___ SUPPLIED RECORDS

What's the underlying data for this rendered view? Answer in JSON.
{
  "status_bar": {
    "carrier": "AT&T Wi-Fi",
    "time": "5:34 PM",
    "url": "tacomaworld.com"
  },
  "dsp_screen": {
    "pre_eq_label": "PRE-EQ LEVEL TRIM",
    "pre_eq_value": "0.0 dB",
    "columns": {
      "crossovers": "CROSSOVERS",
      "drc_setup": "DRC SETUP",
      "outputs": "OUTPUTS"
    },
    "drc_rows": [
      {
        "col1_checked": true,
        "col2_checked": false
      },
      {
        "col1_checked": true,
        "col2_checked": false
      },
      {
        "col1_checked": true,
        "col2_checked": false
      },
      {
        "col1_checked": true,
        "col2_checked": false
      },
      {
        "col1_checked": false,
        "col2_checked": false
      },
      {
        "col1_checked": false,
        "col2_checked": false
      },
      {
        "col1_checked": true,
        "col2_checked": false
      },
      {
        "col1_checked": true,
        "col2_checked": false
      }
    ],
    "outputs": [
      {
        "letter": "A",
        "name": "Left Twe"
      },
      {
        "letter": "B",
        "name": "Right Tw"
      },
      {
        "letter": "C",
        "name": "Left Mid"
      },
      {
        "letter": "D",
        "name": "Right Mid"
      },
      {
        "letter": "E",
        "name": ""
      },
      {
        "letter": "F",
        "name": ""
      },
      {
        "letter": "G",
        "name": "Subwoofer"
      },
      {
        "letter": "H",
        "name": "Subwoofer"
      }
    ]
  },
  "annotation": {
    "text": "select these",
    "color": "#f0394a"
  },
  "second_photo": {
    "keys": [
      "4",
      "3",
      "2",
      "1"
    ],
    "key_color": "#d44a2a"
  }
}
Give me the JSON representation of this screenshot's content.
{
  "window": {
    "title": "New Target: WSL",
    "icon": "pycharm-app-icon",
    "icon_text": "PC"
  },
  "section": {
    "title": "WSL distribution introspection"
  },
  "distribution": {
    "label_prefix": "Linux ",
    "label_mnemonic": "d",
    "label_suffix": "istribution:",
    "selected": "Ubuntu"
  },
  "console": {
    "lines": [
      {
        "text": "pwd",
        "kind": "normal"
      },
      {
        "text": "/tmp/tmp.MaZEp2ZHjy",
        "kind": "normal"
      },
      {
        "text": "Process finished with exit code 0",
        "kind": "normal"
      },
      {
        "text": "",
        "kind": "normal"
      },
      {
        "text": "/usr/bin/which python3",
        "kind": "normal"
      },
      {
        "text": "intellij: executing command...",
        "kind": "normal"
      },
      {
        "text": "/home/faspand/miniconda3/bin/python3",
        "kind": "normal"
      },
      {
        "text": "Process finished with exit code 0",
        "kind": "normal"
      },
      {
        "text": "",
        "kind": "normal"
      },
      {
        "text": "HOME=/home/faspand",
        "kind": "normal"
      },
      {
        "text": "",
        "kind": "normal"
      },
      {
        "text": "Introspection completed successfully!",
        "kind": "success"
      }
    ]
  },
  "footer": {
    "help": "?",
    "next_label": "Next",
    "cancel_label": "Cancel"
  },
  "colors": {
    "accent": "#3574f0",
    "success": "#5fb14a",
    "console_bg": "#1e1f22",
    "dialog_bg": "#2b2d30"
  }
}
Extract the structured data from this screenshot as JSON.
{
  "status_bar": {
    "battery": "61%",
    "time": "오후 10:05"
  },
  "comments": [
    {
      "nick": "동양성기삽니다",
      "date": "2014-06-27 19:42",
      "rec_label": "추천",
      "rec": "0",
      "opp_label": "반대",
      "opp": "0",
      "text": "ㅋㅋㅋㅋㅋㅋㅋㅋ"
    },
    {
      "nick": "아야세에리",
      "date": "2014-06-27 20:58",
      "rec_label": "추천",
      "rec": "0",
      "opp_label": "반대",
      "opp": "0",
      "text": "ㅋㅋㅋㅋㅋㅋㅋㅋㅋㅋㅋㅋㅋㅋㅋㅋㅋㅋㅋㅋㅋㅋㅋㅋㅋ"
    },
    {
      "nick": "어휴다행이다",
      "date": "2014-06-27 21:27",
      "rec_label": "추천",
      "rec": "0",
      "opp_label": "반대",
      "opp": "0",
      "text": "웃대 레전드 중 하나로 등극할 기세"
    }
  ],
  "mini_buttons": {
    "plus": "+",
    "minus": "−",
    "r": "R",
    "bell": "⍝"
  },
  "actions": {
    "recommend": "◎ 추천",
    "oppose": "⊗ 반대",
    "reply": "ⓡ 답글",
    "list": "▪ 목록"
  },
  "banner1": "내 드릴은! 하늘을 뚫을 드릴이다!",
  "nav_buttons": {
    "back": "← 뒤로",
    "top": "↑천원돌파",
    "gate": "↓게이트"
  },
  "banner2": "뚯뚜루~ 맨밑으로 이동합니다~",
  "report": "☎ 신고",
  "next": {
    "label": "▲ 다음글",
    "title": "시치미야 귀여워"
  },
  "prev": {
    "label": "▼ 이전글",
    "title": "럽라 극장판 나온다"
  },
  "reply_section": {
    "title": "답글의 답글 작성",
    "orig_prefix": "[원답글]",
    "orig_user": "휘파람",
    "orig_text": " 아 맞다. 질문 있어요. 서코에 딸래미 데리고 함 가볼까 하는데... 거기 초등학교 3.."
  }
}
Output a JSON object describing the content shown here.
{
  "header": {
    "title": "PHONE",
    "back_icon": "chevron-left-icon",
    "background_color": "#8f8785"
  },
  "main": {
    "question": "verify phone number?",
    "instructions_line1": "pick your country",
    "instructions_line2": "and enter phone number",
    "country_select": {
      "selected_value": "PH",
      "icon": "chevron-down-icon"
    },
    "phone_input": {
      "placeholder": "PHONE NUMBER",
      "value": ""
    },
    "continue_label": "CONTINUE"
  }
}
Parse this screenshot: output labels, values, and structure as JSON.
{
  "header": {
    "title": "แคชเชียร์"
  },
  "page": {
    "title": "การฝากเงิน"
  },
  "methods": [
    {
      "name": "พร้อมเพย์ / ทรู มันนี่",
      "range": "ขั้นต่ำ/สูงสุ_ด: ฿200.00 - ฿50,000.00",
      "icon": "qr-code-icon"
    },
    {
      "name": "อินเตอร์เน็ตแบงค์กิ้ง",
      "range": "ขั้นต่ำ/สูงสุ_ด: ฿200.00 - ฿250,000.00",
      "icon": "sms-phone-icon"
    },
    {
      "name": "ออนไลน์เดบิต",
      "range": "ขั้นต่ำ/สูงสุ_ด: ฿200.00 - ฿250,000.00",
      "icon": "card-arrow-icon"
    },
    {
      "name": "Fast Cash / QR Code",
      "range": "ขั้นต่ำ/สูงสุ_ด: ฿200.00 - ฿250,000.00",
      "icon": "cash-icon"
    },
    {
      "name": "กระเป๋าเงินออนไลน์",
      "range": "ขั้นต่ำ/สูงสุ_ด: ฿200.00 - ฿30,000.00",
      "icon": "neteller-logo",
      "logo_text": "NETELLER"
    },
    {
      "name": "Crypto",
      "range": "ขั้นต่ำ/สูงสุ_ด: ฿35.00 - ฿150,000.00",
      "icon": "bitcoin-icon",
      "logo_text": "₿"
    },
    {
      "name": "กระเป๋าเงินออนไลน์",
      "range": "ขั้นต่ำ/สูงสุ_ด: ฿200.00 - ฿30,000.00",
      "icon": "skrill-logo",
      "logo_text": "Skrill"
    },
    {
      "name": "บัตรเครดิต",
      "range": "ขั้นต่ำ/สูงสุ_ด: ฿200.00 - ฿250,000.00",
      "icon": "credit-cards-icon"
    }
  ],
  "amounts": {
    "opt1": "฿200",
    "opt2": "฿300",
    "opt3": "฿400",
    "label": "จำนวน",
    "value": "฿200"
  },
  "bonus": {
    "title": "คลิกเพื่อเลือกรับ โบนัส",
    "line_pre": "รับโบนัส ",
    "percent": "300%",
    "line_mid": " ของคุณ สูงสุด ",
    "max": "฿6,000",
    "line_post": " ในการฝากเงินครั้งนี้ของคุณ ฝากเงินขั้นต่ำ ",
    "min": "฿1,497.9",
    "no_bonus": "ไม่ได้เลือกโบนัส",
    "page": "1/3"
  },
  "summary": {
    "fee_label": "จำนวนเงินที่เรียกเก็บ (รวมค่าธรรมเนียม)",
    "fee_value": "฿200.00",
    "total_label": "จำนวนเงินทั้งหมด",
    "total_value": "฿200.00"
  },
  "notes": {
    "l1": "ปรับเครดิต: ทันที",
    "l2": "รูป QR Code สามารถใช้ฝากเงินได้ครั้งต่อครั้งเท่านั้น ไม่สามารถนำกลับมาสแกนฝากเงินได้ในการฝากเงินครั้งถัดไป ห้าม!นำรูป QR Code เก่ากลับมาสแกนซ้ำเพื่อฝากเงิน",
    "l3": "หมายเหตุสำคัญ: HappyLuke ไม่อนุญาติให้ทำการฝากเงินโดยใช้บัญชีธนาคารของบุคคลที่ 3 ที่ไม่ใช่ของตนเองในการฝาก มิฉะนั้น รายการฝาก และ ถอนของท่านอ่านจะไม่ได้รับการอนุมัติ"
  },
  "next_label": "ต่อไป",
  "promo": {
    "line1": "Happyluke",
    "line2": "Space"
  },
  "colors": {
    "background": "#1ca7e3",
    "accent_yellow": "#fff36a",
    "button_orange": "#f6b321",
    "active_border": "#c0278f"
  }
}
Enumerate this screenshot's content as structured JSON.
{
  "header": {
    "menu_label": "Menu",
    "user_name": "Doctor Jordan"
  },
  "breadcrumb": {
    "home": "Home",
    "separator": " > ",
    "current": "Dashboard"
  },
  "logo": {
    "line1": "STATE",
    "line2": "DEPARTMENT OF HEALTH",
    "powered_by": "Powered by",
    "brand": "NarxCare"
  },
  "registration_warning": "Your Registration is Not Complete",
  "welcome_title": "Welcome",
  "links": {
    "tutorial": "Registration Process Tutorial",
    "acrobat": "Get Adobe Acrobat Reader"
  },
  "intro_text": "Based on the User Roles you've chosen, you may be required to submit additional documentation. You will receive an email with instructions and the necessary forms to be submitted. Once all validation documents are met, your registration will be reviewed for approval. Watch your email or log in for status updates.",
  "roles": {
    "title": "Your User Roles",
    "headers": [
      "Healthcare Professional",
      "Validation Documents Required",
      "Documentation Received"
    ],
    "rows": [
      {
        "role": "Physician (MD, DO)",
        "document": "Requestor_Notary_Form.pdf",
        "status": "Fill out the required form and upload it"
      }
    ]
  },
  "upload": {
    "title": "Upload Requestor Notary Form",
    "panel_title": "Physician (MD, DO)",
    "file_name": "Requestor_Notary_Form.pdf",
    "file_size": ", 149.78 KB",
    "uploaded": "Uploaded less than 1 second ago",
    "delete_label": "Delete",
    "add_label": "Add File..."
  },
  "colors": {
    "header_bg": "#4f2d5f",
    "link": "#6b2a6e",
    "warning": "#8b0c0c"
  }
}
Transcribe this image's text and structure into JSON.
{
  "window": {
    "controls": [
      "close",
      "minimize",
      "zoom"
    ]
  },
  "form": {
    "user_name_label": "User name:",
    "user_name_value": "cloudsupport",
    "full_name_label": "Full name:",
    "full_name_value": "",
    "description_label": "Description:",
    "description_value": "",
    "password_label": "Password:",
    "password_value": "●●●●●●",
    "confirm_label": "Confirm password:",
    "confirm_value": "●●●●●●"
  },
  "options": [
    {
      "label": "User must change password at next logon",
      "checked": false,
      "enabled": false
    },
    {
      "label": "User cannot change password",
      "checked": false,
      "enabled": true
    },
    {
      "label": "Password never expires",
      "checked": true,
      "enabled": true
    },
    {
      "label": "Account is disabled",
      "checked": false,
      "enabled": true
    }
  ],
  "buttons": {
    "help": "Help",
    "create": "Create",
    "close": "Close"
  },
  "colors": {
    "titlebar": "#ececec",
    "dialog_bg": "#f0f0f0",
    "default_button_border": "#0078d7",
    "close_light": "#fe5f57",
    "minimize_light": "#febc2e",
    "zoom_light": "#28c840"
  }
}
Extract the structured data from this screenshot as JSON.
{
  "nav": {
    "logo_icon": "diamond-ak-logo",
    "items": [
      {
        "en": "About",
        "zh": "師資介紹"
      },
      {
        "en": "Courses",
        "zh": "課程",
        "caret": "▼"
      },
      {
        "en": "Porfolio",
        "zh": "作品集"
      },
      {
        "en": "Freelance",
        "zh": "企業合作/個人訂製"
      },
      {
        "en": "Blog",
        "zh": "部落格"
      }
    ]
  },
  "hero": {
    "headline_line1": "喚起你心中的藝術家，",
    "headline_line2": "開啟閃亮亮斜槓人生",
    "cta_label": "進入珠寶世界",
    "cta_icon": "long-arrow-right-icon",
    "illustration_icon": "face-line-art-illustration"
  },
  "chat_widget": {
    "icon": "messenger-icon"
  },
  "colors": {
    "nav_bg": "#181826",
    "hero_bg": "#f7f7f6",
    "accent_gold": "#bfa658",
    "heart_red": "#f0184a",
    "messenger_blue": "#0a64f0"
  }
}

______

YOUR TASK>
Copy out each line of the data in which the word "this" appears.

WRITTEN REPLY>
What's the underlying data for this rendered view? Answer in JSON.
Give me the JSON representation of this screenshot's content.
Extract the structured data from this screenshot as JSON.
Parse this screenshot: output labels, values, and structure as JSON.
Enumerate this screenshot's content as structured JSON.
Transcribe this image's text and structure into JSON.
Extract the structured data from this screenshot as JSON.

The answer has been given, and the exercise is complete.